How do we overcome the fear of conflict?

  • Acknowledge that conflict can be productive and that our natural tendency is to avoid it. Just say that out loud. In a meeting. More than once. It is critical that leaders model appropriate conflict behavior. By avoiding all conflict – even that which is necessary and productive — we add to the resulting dysfunction, which is unhealthy for everyone.
  • Consider having someone on your board or committee assume the role of “miner of conflict” — someone whose role it is to uncover buried disagreements and call attention to sensitive issues which the team must work through. The “miner” needs to remain objective and the group should commit to staying with the conflict until it is resolved. This responsibility could shift depending upon the issue being discussed.
  • Coach each other through the conflict. A simple behavioral covenant serves as a reminder for how to engage one another. Or perhaps group members agree to remind each other not to retreat from healthy debate. Once the discussion is over, participants can revisit the idea that conflict is good for the group and not something to be avoided. This creates a culture where healthy conflict is encouraged and valued.
  • Take advantage of resources that enable group members to learn about their own conflict styles, behavioral preferences, and personality styles. Knowing more about our own styles can prove useful in managing organizational conflict. There are dozens of assessments out there that can provide helpful insight. The Board of Cooperative Ministries provides several different workshops around healthy conflict and other issues of relevance to congregations. We’d love to come out to your church and help you use these tools to encourage productive conflict and healthy community.

People can learn healthy confrontation skills and when they do, churches benefit.

Future posts will explore specific skills that we can use before, during, and after a conflict. Why wouldn’t we work to make sure we never have fewer brothers and sisters than God has sons and daughters?


References

Lencioni, Patrick. The Five Dysfunctions of a Team: A Leadership Fable. San Francisco: Jossey-Bass, 2002.

Patterson, Kerry, Joseph Grenny, Ron McMillan, and Al Switzler. Crucial Confrontations: Tools for Resolving Broken Promises, Violated Expectations, and Bad Behavior. New York: McGraw-Hill, 2005.

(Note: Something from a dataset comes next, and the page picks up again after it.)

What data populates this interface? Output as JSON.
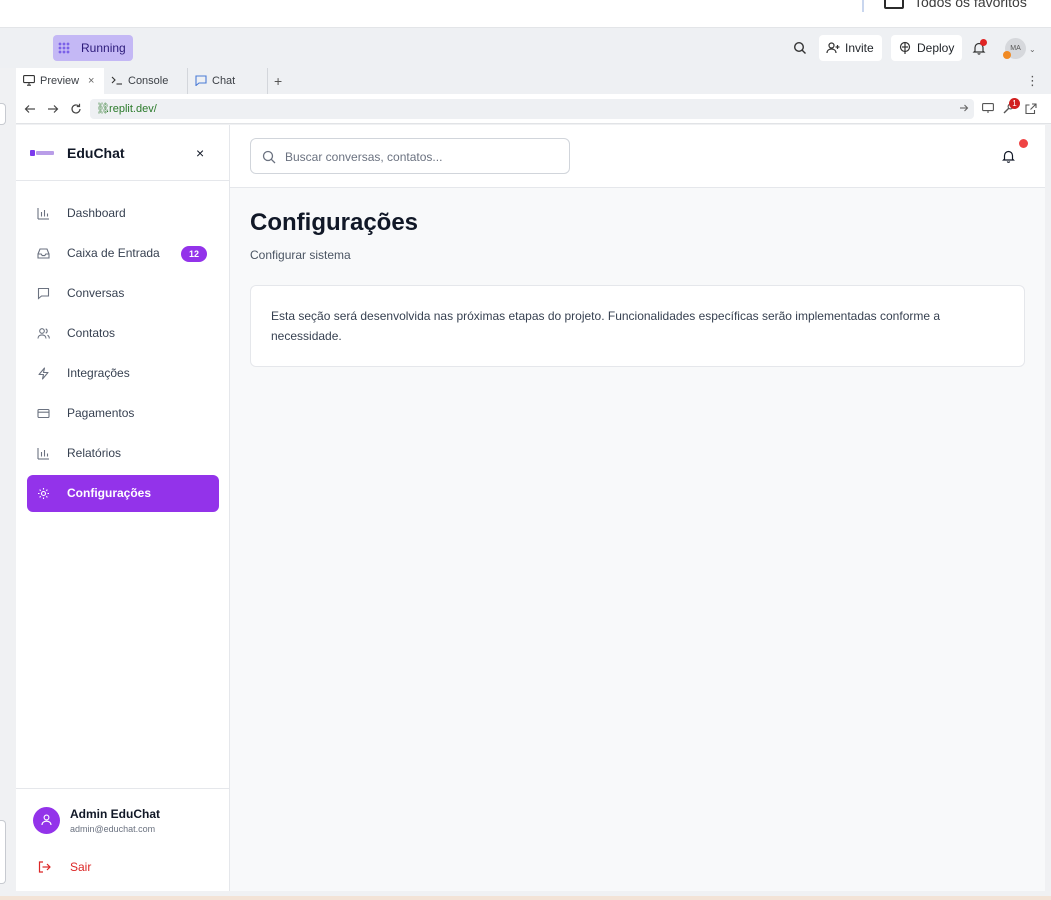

rcb at fourRuth Cole Burcaw is Executive Director of the Board of Cooperative Ministries. She and her family are members of Unity Moravian Church in Lewisville, NC. Here she is when her daddy was the preacher at Grace Moravian Church in Mount Airy, NC.